As Carl and I rambled over this and that, an extremely deep, almost below hearing frequency (at least for a geezer like me) rumble seemed to come and go in the wind - it was the Harmon Towing truck cautiously winding down my driveway. Good reader, you would not believe the size of this behemoth - 67,000 pounds and 14 tires (you can click on the image to enlarge it - note how small the men look). It was like a scene from a Science Fiction movie where the viewer has been struck by the nefarious "shrink ray" and is now only a foot tall but all else remains at the original size. Two men descended from the lofty cab of this iron and steel giant of the roads: Jeff, the supervisor, and Russell, his assistant, walked up to size up the situation.
Jeff studied that mired truck with no less skill and experience (and intensity) than Minnesota Fats reading the pool table for a three-rail corner pocket, game winning shot. The air nearly crackled with the processing going on in his mind. He read the situation, considered it, re-read, re-thought it, and soon had the solution- a small push forward for the trailer.
This monster tow truck was as complex as it was large, and clearly Jeff could play it as masterfully as a prodigy could play a Steinway. The rear boom was deployed and with gentle manipulation of a panel of levers, the boom effortlessly pushed the CCX trailer forward and out of the hole. Then Jeff pulled out a large wooden block from one of the multitudinous storage compartments and wedged it into the hole.

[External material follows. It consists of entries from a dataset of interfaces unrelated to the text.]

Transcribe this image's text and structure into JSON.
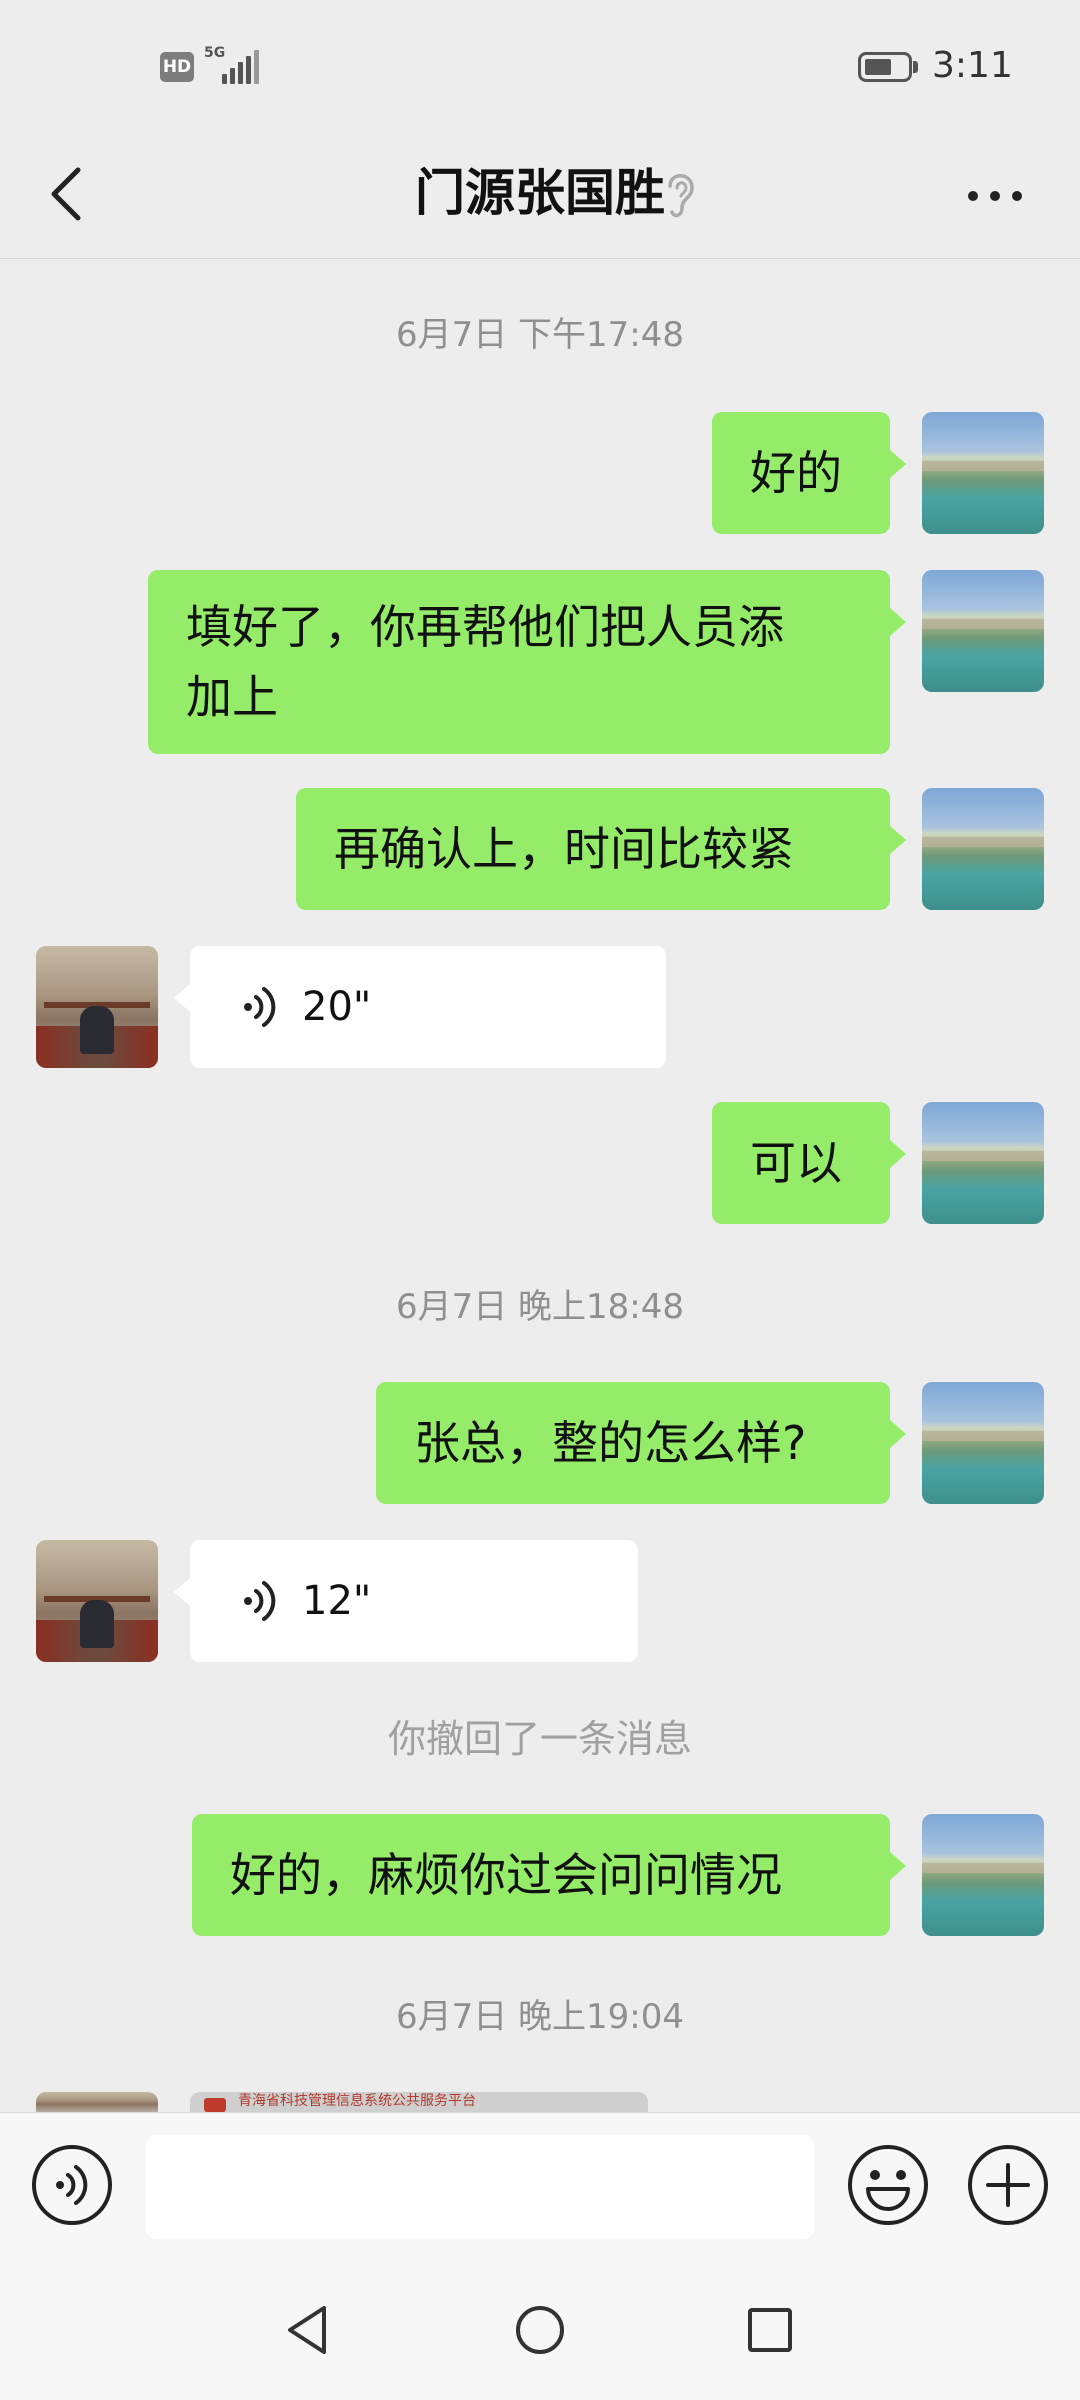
{
  "status_bar": {
    "hd": "HD",
    "network": "5G",
    "time": "3:11"
  },
  "header": {
    "title": "门源张国胜",
    "back_icon": "chevron-left-icon",
    "ear_icon": "ear-icon",
    "more_icon": "more-icon"
  },
  "timestamps": [
    "6月7日 下午17:48",
    "6月7日 晚上18:48",
    "6月7日 晚上19:04"
  ],
  "messages": [
    {
      "from": "me",
      "type": "text",
      "text": "好的"
    },
    {
      "from": "me",
      "type": "text",
      "text": "填好了，你再帮他们把人员添",
      "text_line2": "加上"
    },
    {
      "from": "me",
      "type": "text",
      "text": "再确认上，时间比较紧"
    },
    {
      "from": "peer",
      "type": "voice",
      "duration": "20\""
    },
    {
      "from": "me",
      "type": "text",
      "text": "可以"
    },
    {
      "from": "me",
      "type": "text",
      "text": "张总，整的怎么样?"
    },
    {
      "from": "peer",
      "type": "voice",
      "duration": "12\""
    },
    {
      "from": "me",
      "type": "text",
      "text": "好的，麻烦你过会问问情况"
    }
  ],
  "recalled_notice": "你撤回了一条消息",
  "image_preview_caption": "青海省科技管理信息系统公共服务平台",
  "composer": {
    "input_value": "",
    "voice_icon": "voice-icon",
    "emoji_icon": "emoji-icon",
    "plus_icon": "plus-icon"
  },
  "system_nav": {
    "back": "triangle-back-icon",
    "home": "circle-home-icon",
    "recents": "square-recents-icon"
  },
  "colors": {
    "sent_bubble": "#95ec69",
    "received_bubble": "#ffffff",
    "background": "#ededed"
  }
}
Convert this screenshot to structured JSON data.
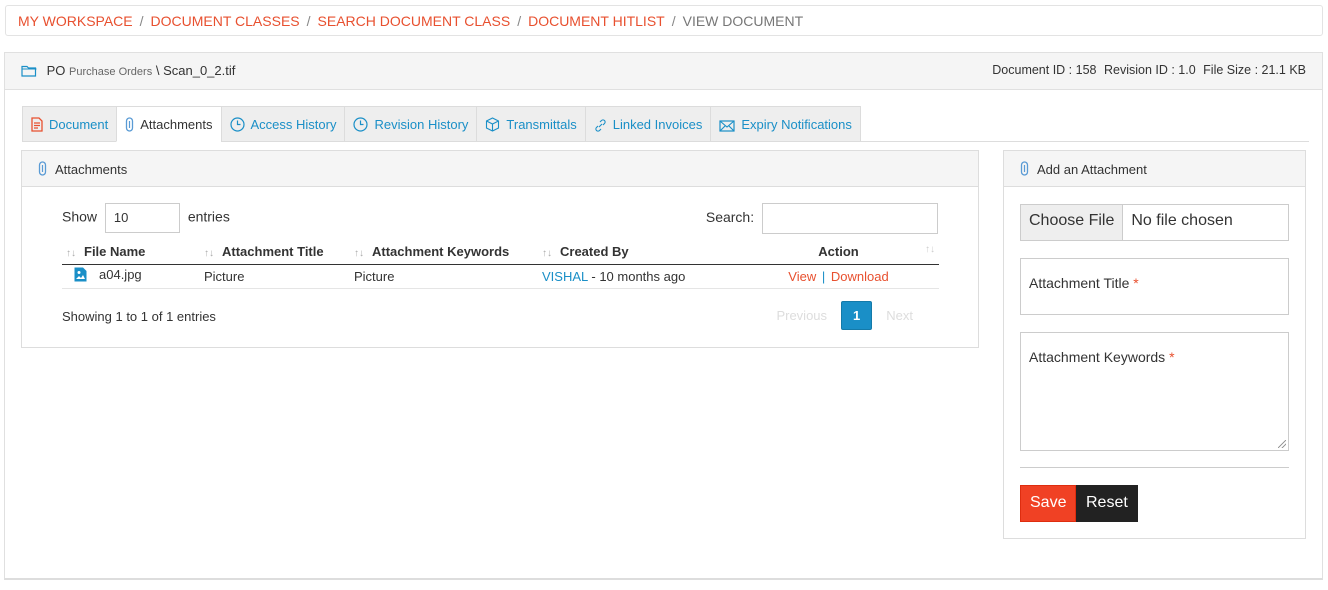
{
  "breadcrumb": {
    "items": [
      "MY WORKSPACE",
      "DOCUMENT CLASSES",
      "SEARCH DOCUMENT CLASS",
      "DOCUMENT HITLIST"
    ],
    "current": "VIEW DOCUMENT",
    "separator": "/"
  },
  "document": {
    "folder_icon": "folder-icon",
    "class_code": "PO",
    "class_name": "Purchase Orders",
    "path_sep": "\\",
    "file_name": "Scan_0_2.tif",
    "document_id": "Document ID : 158",
    "revision_id": "Revision ID : 1.0",
    "file_size": "File Size : 21.1 KB"
  },
  "tabs": [
    {
      "label": "Document",
      "icon": "file-pdf-icon",
      "active": false
    },
    {
      "label": "Attachments",
      "icon": "paperclip-icon",
      "active": true
    },
    {
      "label": "Access History",
      "icon": "clock-icon",
      "active": false
    },
    {
      "label": "Revision History",
      "icon": "clock-icon",
      "active": false
    },
    {
      "label": "Transmittals",
      "icon": "cube-icon",
      "active": false
    },
    {
      "label": "Linked Invoices",
      "icon": "link-icon",
      "active": false
    },
    {
      "label": "Expiry Notifications",
      "icon": "envelope-icon",
      "active": false
    }
  ],
  "attachments": {
    "title": "Attachments",
    "show_label": "Show",
    "page_length": "10",
    "entries_label": "entries",
    "search_label": "Search:",
    "search_value": "",
    "columns": [
      "File Name",
      "Attachment Title",
      "Attachment Keywords",
      "Created By",
      "Action"
    ],
    "rows": [
      {
        "file_icon": "image-file-icon",
        "file_name": "a04.jpg",
        "title": "Picture",
        "keywords": "Picture",
        "created_by_user": "VISHAL",
        "created_by_time": " - 10 months ago",
        "action_view": "View",
        "action_sep": "|",
        "action_download": "Download"
      }
    ],
    "info": "Showing 1 to 1 of 1 entries",
    "pagination": {
      "previous": "Previous",
      "current": "1",
      "next": "Next"
    }
  },
  "add_attachment": {
    "title": "Add an Attachment",
    "choose_file": "Choose File",
    "no_file": "No file chosen",
    "title_label": "Attachment Title",
    "keywords_label": "Attachment Keywords",
    "required_mark": "*",
    "save": "Save",
    "reset": "Reset"
  },
  "colors": {
    "accent_red": "#e8502f",
    "link_blue": "#1a8fc7",
    "save_button": "#f04124",
    "reset_button": "#222222"
  }
}
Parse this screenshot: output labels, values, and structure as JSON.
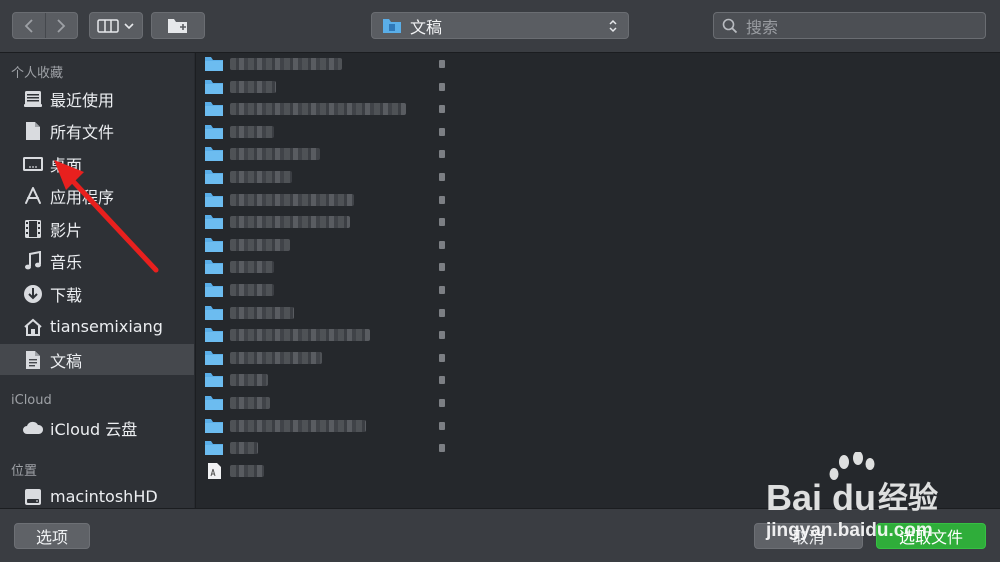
{
  "toolbar": {
    "path_label": "文稿",
    "search_placeholder": "搜索"
  },
  "sidebar": {
    "sections": [
      {
        "title": "个人收藏"
      },
      {
        "title": "iCloud"
      },
      {
        "title": "位置"
      }
    ],
    "favorites": [
      {
        "label": "最近使用",
        "icon": "recents-icon"
      },
      {
        "label": "所有文件",
        "icon": "document-icon"
      },
      {
        "label": "桌面",
        "icon": "desktop-icon"
      },
      {
        "label": "应用程序",
        "icon": "applications-icon"
      },
      {
        "label": "影片",
        "icon": "film-icon"
      },
      {
        "label": "音乐",
        "icon": "music-icon"
      },
      {
        "label": "下载",
        "icon": "download-icon"
      },
      {
        "label": "tiansemixiang",
        "icon": "home-icon"
      },
      {
        "label": "文稿",
        "icon": "documents-icon",
        "selected": true
      }
    ],
    "icloud": [
      {
        "label": "iCloud 云盘",
        "icon": "cloud-icon"
      }
    ],
    "locations": [
      {
        "label": "macintoshHD",
        "icon": "disk-icon"
      }
    ]
  },
  "filelist": {
    "rows": 19,
    "note_blurred": true
  },
  "bottom": {
    "options_label": "选项",
    "cancel_label": "取消",
    "choose_label": "选取文件"
  },
  "watermark": {
    "brand": "Bai du 经验",
    "url": "jingyan.baidu.com"
  },
  "colors": {
    "accent_green": "#2fad3a",
    "annotation_red": "#e8201e",
    "folder_blue": "#5aaee8"
  }
}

Now, reader, study this picture of Jeff at the control panel. It is barely evident- but can you see the black box sitting on top of the panel area? That is a remote control, like those used by those flying remote control model airplanes - except it can control each and every function of the tow boom. Now Jeff took the remote in hand and with the boom now chained to the trailer, walked around in front of the CCX cab. Why use a remote? Because from where he could see the hole and the tractor, he could not see his tow truck. Using the remote, he manipulated the boom, shortening it by several feet, which pulled the wheels of the tractor and trailer backwards past the holes. Viola, extrication.
All was not finished yet- Carl had to back the tractor/trailer up and execute a difficult maneuver - a controlled jack-knife - to head it down the driveway. It was a tough set up - the trees, the soft ground and a retaining wall left him no room for mistakes. After a trial run, he put the CCX truck into reverse and precisely completed the move. If this had been an ice skater performing a triple reverse axle in the Olympics, he would have received a 9.9 from the judges. Maybe one judge would even have awarded a perfect 10.
With that, the two trucks rolled into the fading light. It was now after 5:00, the library was closed, maybe I could still make a grocery run, but first, since I never had the opportunity to eat lunch, a stop at EL CHARRO was needed. And then come home and write this tale while the details were still fresh in my mind.
Carl, my sincere apologies for causing you to get hung up in the drive and waste nearly four hours. I owe you one. A BIG one.
And Jeff and Russell, since this was a money maker for them, I don't owe 'em a thing - but hope to see them again over a luncheon special at the Blue Ridge Cafe some day. Russell's last name is STOUT, and the that's a family name on my mom's side. And you know what? Russell's people are from eastern Kentucky. We need to figure out if we're twelfth cousins!